Tuning into the Transpersonal
Although we spent just a short time together, the revelations that came through for us as individuals and as a group were very powerful. One of the moving experiences was with a participant who had spent much time travelling in the expanses of Ethiopia, Egypt and Ecuador. He is fascinated by indigenous stories, culture and human evolution. During the ‘communing with nature’ session of the weekend, he was eagerly seeking a special tree. Whilst he was looking he passed by the Shard and took a photo. Running out of time, he started to make his way back the Trust. He went down a small street and then bumped into a stone tower. This local totem pole was made of ancient rocks from London Bridge and old local churches. It was constructed by the local community and had images of nature, world cultures and ancient wisdom. He came back and shared his moving story and these photos of his experience.
Allan noted the depth and frequency of transpersonal experiences over our weekend as perhaps higher than normal. He reflected on a couple of reasons for this. In turning psyche ‘inside out’, ecopsychology returns psyche to the physical world. As we walk within the biosphere so too we walk within psyche. This is an explicit and immediate transpersonal emphasis, turning simple everyday encounters with the weather, buildings and plants into meaning filled experience. Also, while it can feel safer to open up to a tree or a seagull than to a person who may judge us, there is also perhaps a buried longing to do so. Our ecological self yearns for a restoration of our connection to the more-than-human world.
Why Ecopsychology Matters to Our Work
Allan explained why he feels exploring ecopsychology is important for our work. And in this explanation I was left with some inquiry questions to ponder.

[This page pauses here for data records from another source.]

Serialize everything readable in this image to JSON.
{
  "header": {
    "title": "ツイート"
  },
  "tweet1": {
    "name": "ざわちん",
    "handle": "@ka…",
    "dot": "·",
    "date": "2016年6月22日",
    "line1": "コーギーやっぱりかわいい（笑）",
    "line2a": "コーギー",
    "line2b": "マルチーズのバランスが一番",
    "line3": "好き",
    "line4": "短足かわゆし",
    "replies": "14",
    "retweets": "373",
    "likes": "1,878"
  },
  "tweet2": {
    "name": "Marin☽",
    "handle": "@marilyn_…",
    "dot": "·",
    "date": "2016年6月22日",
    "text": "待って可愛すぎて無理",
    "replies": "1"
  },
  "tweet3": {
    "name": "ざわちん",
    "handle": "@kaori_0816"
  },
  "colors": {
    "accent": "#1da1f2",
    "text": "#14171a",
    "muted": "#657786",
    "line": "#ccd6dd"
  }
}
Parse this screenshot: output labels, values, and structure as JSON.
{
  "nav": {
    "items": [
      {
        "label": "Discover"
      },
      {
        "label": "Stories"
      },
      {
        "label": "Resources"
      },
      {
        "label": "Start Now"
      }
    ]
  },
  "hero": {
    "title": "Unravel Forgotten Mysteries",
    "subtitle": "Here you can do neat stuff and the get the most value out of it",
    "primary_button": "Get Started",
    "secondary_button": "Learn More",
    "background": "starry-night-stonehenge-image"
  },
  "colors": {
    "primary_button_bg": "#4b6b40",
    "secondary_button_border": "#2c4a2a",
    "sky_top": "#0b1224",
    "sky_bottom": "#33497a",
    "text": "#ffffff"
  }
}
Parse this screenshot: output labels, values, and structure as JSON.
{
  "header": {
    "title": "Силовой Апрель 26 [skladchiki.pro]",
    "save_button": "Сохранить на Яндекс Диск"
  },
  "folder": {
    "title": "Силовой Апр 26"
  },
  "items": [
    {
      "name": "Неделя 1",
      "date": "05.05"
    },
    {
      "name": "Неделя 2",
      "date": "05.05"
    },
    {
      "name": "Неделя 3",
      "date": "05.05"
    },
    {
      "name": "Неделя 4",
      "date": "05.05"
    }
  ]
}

Tapping into the Transpersonal
As we experienced in the group, intentionally focusing on the transpersonal through ecopsychology framing and processes helps the transpersonal tune into us more easily. What are the ways we can make ecopsychology more explicit in our work?
A New Lens for understanding others
Ecopsychology offers a new lense for understanding that symptoms such anxiety might be stemming from a wider sense of disconnection from our primal ecological self. And it helps us to also see the interplay between psyche, nature and society – and how our separation from nature has resulted in a culture of consumption, individualism and transactions. How can we share our understanding of the political interplay of psyche, nature and society – in order not just to evolve ourselves but also to evolve society too?
Nourishing our ecological self to help others
In tuning into our ecological selves, one develops a greater capacity for sensing, imagination and communing which expands our ability to help others. How can I continue to practice communing deeply with nature as a means to develop my own spiritual leadership?
The new frontier for psychology
Psychology has evolved from an initial focus on intrapsychic processes, our personal unconscious, which then widened to include interpersonal relationships and sociological factors. Ecopsychology has arisen in part as a response to understanding the eco-crisis, and also as a next step in the broadening of psychology to include our relationship with the nonhuman environment. How can The Psychosynthesis Trust play a role in shining a light on this new emerging field of psychology?
And a note of appreciation for Allan Frater
I really enjoyed Allan’s teaching – a lovely blend of intellectual rigor, playfulness and a sense of giving. I also appreciate how he is seeking to develop this work – with a spirit of inquiry, experimentation and collaboration. Allan intends to create ‘an ecopsychology community of practice’ to explore this work further. So if this resonates do get in touch with Allan at firstname.lastname@example.org
Jen Morgan is the Trust's Executive Director